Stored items
# # # # # # #
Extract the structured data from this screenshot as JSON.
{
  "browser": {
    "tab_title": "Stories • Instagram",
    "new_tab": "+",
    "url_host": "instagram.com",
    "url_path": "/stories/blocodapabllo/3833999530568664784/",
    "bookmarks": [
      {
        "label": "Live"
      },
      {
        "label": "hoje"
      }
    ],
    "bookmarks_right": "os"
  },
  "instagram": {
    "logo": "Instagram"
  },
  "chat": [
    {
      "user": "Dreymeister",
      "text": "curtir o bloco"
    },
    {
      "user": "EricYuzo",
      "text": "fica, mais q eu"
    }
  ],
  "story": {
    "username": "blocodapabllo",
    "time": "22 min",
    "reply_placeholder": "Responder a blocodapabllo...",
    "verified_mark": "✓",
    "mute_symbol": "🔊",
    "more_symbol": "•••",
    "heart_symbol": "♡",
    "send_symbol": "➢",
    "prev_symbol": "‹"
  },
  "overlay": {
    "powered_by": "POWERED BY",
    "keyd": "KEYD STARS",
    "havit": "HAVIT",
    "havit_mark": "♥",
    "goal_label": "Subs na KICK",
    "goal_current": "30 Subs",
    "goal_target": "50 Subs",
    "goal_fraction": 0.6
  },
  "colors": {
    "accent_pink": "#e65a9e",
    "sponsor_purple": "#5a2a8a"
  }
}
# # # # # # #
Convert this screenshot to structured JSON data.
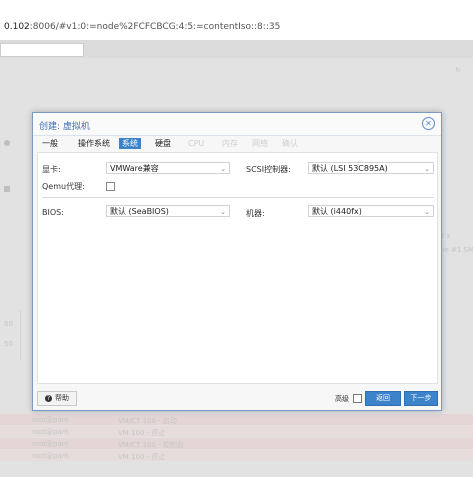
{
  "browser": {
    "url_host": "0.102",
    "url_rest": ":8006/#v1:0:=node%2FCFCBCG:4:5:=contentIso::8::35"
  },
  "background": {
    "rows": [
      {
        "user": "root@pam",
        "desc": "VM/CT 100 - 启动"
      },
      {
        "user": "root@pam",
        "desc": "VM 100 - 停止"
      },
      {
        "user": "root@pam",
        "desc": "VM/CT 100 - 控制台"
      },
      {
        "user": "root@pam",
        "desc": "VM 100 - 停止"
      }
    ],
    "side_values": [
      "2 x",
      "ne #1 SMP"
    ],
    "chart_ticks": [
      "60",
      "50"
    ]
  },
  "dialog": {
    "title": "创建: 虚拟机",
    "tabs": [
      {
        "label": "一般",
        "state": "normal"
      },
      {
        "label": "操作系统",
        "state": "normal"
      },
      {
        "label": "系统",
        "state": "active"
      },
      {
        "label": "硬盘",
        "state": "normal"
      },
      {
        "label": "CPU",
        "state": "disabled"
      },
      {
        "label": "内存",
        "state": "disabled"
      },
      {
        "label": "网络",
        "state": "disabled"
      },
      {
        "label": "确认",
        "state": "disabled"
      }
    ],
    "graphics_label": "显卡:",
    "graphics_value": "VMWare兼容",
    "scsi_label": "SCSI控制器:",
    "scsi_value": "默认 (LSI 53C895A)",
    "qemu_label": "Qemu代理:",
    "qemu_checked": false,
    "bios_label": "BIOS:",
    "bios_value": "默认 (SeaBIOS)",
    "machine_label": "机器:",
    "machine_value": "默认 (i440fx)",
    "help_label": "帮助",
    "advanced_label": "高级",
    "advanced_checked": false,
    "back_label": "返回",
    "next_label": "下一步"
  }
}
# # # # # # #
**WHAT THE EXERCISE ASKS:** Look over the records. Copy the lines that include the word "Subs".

**REPLY:**
    "goal_label": "Subs na KICK",
    "goal_current": "30 Subs",
    "goal_target": "50 Subs",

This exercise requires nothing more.